The book begins with the Persian creation story (Keyumars is the first human) and ends with the Arab invasion of modern-day Iran in the seventh century. It encompasses periods of myth, legend and actual history. It occupies a cultural space something like ‘The Illiad” and “The Odyssey” do in the western tradition, or “Mahabharata” in India — the cornerstone of an entire body of language and literature.
“ ‘The Shahnamah’ became the standard-bearer, the blueprint, for the modern Persian language,” says Hirad Dinavari, reference specialist for the collection in the African and Middle East Division. “The language has changed so little since then that a modern speaker would have little problem reading the 10th century text.”
The Library has three gorgeous manuscript copies of “Shahnamah” – and, as a four-year digitization process of the Rare Persian-Language Manuscript Collection is now wrapping up, you can now see them all online.
One is from modern-day Iran, the second is from Kashmir, and the third is from India. They, along with the rest of the 170-piece collection, will be at the heart of a May 10 conference at the Library devoted to the digitization project. The first panel will discuss ongoing relevance of 1,000 years of Persian literature to researchers, scholars and students in a range of disciplines. The second panel will focus on the work of a multi-disciplinary team of some two dozen people that brought the collection to digital life.
The collection is composed of manuscripts dating back to the 13th century, and come from the range of the near Eastern world — Iran, India, Afghanistan, much of central Asia, and the then-powerful Ottoman Empire. It includes the poetry of Rumi, Saadi and Hafez.

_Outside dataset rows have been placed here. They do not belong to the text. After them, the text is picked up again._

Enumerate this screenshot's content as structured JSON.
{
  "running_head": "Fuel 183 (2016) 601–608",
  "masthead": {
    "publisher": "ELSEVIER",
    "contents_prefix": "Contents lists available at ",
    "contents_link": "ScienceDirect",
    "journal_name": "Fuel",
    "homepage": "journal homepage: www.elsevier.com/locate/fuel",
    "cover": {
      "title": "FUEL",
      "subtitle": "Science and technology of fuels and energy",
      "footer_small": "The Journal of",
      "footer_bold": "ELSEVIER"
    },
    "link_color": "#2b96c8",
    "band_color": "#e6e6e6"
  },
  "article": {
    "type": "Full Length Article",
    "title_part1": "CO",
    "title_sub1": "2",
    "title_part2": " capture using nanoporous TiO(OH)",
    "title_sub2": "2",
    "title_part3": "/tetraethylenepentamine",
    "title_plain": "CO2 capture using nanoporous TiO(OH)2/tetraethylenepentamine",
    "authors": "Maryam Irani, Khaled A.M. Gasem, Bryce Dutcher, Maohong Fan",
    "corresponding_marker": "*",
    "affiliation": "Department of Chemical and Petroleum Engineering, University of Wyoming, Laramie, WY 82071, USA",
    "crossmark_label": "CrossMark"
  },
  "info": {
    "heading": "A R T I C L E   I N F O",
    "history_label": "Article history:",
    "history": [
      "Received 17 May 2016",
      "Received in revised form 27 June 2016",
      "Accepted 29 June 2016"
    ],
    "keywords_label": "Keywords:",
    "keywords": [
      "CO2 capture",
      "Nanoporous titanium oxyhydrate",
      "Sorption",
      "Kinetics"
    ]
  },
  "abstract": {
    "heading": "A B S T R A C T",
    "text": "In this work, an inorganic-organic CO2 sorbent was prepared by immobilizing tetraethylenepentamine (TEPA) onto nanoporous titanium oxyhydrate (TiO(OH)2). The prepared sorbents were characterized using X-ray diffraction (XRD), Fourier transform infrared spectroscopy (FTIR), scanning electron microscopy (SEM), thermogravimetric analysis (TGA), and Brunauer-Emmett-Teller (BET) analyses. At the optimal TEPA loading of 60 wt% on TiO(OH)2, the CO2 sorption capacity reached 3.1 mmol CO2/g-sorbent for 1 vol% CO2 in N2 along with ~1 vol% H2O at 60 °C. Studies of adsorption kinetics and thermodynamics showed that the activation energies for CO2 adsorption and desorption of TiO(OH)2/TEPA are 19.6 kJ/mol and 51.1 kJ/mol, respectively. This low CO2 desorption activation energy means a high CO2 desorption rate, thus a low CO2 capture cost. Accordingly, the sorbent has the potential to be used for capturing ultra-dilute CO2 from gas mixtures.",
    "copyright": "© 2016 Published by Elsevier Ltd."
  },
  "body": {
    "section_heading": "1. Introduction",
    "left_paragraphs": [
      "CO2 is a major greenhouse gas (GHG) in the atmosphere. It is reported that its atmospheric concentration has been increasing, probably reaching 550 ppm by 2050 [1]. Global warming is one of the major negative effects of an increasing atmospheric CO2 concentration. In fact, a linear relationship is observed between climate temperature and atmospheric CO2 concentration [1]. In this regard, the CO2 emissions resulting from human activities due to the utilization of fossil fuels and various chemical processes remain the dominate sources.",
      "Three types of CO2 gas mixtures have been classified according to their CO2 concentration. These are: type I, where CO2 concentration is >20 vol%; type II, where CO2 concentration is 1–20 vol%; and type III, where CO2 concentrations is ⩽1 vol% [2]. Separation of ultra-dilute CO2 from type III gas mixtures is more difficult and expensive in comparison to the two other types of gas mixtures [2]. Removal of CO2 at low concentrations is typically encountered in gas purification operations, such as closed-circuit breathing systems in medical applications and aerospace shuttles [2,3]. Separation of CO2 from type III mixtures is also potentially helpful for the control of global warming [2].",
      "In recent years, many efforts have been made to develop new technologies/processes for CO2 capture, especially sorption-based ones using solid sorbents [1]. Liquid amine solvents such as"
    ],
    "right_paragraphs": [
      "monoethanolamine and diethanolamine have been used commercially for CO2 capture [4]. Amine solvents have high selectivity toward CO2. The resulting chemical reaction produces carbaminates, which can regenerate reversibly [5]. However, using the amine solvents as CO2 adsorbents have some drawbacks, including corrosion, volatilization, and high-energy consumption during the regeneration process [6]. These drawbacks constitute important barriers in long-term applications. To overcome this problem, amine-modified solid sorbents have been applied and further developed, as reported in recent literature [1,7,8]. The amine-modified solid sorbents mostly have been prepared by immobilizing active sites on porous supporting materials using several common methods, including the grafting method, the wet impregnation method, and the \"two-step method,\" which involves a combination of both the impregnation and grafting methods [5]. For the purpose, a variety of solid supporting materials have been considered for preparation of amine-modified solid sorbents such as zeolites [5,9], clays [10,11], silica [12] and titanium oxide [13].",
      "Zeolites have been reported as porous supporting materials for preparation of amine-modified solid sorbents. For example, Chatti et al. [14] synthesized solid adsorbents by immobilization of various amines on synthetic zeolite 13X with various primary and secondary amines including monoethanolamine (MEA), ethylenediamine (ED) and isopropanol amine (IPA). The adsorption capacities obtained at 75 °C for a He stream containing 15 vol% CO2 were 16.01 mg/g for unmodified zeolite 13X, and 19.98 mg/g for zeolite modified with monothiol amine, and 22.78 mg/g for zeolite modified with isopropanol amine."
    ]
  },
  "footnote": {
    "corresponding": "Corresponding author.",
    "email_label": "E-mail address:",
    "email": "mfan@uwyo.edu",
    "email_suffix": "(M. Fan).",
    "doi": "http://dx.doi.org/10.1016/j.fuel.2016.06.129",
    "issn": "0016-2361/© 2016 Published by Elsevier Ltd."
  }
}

But it’s “The Shahnamah” that remains at collection’s heart. Before the printing press, each manuscript of the epic was penned in a unique style that varied depending on the era, the calligrapher and the region. Only the story and the language remained constant.
“They’re a cultural study that walk you through the aesthetic challenges of the day, and how each place confronted them in their own time,” Dinavari says. “You see the Moghul style of painting in one copy, and, in another, the Ottoman/Turkish style of miniature painting. Plus, they are just stunningly beautiful, even to audiences who don’t know the language. They’re so eye-grabbing that they can engage you on many different levels.”
Subscribe to the blog— it’s free! — and the largest library in world history will send one cool story to your inbox Monday-Friday.